Deputy chairman of the Reform Party’s parliamentary group Hanno Pevkur told ERR on Wednesday that they were planning to use all the means at their disposal to delay the vote on the government’s tax package.
Chairman of the group, Kristen Michal, had said earlier that what bothered the party was that the social tax cut planned by the previous government had been dropped, and that different interest groups had been given too little time to familiarize with the bill and submit proposals to change it.
Deputy chairman of the group of the Estonian Conservative People’s Party (EKRE), Henn Põlluaas, said that they were going along with Reform’s delay tactics, as their proposals to change the bill hadn’t been included either.

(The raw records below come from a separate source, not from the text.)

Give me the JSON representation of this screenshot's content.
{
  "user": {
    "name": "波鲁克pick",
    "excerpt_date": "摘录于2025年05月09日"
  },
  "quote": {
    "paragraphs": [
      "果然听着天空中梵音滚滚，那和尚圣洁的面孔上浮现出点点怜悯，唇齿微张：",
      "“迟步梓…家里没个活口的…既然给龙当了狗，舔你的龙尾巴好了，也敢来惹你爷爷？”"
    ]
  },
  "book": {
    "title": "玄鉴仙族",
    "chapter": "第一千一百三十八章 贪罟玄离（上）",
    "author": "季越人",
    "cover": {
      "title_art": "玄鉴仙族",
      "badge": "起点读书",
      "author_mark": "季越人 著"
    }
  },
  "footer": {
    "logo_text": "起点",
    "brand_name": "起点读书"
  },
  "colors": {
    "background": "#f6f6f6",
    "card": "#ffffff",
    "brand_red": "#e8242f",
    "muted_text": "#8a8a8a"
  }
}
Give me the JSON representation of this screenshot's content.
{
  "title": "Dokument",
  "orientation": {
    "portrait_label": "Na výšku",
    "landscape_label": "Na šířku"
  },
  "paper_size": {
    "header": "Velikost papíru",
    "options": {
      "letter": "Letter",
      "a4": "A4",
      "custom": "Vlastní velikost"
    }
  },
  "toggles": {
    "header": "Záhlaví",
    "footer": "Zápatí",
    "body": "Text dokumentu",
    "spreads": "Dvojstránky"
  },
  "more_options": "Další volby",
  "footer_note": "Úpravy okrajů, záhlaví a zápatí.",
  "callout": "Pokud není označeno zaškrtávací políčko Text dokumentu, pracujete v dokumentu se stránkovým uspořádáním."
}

The Reform Party had calculated that if after every proposal to change the bill they demanded a ten-minute break, the sitting would last 36 hours, Põlluaas said.
The Free Party wouldn’t start demanding breaks, MP Andres Herkel said. In his opinion, marathon sittings didn’t solve any problems. “This is much rather becoming an imitation of the Center Party’s all-night sittings,” he added, pointing to the fact that the new governing party had used similar delay tactics against the previous Reform Party governments for years.
Chairwoman of the Center Party’s parliamentary group, Kersti Sarapuu, said that the upcoming delays would be based on 120 change proposals the Reform Party had submitted in committee. Those were based on the demand to change certain sums euro by euro.
“I think the parliamentary parties all have the right to speak their mind, and every one of them chooses its own method. And if they choose this kind of delay tactic, then we have to hold out anyway,” Sarapuu said.
The sitting discussing the new government’s proposed tax bill began at 2 p.m. on Wednesday.
Editor: Editor: Dario Cavegn